## Instructions for the task
Which lines of the records below contain the word "icon"? Show each one.

··· Supplied material

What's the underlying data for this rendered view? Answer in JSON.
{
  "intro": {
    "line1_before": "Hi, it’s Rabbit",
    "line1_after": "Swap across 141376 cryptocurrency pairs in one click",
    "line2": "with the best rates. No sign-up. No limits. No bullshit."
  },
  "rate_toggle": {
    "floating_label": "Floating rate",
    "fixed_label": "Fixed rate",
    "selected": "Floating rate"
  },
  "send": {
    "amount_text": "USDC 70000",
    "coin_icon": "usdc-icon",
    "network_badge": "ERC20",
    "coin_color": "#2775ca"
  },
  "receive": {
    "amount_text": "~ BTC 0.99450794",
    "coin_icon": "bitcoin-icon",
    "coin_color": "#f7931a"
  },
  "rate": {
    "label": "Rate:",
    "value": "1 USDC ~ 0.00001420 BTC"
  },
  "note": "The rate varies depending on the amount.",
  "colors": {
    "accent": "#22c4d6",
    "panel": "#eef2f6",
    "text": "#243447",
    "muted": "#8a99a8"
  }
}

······

## Your solution
    "coin_icon": "usdc-icon",
    "coin_icon": "bitcoin-icon",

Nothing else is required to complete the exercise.